Subsequent events proved Curran’s prognosis about the Sangh’s politics right. For instance, the BJS pitched not only for the abolition jamindari and the privy purse much against the general impression that the party would side with the liberal and open economy. It suffered electoral setbacks for this stance. In terms of economic agenda, the Swatantra Party (formed by C Rajagopalachari in 1959) offered a more cogent response to the Congress than the RSS-BJS combine. Deendayal Upadhyay’s “integral humanism” was considered a muddled up response to the Congress’ gradual drift towards socialism.
Till 1967 when the BJS forged an alliance with the socialists, the Swatantra Party and hardliners like the Hindu Mahasabha and the Ram Rajya Parishad, it kept on changing its goalposts and adapted itself to changing circumstances.

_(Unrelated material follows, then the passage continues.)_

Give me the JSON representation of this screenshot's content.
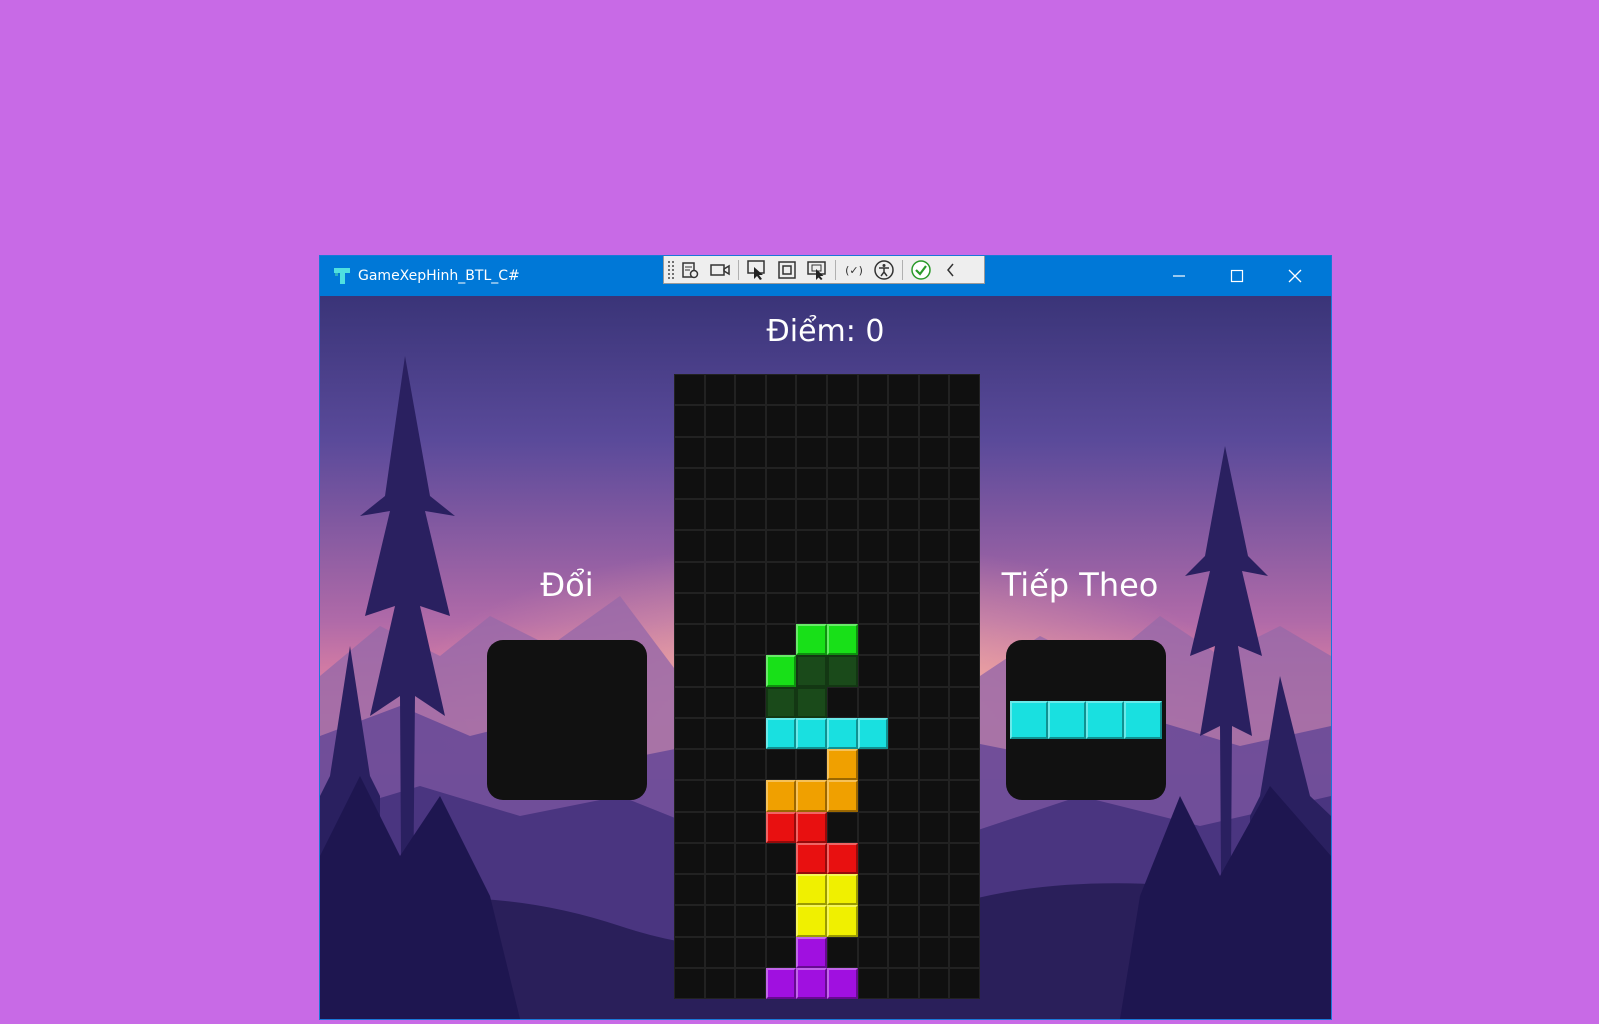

Yet, the underlying theme of all these efforts was a larger cause of consolidation of the Hindu society. This ideal ran contrary to the dominant Nehruvian political narrative of those times, secularism earning the RSS-BJS the “communal” tag. But what is significant is the refusal of the Sangh Parivar to be guided by a doctrinaire approach to Hindutva which was akin to adhering to Brahminism. This flexibility was retained only to accommodate various social groups within the Hindus that follow rituals different — and sometimes even contradictory — from each other.
In this context, the RSS’ evolution as an ideological mentor to the BJP is quite instructive and without precedent in the history of building political parties. The manner in which the RSS allowed the BJS to merge with the Janata Party in the post-emergency phase was indicative of the RSS’ confidence over its swayamsevaks. When Deoras wrote a letter saying swayamsevaks were free to follow their discretion in politics, he faced criticism. Deoras was unfazed. He said that he was quite confident of his volunteers who would not be guided by a mere “letter”. And as it happened, when the socialist groups within the Janata Parivar pressed too hard for BJS leaders to give up their allegiance to the RSS, all BJS leaders, barring a few, came out of the Janata Party and floated the Bharatiya Janata Party (BJP), a seamless transition from the BJS. The BJP under the leadership of Atal Bihari Vajpayee followed “Gandhian socialism” which incorporated features of egalitarianism in sync with the dominant political narrative.
What is particularly significant in the evolution of the RSS-BJP is the fact that the leadership of both the organisations was on the same page in using politics as an instrument to empower social underdogs, particularly those belonging to the most backward classes/scheduled castes/scheduled tribes. In the Sangh Parivar’s concept of Hindu Rashtra (Hindu nation), the inclusion of the marginalised sections of the Hindu society is an essential component of the nation-building. The Modi government’s decision to overturn the Supreme Court order that diluted the Schedule Caste and Tribes (Prevention of Atrocities) Act must be seen as a sequel to this project. Without doubt such a project often comes in conflict with with the party’s substantial upper caste support base. But it would be naïve to undermine the capacity of the Sangh Parivar to navigate through these social land mines.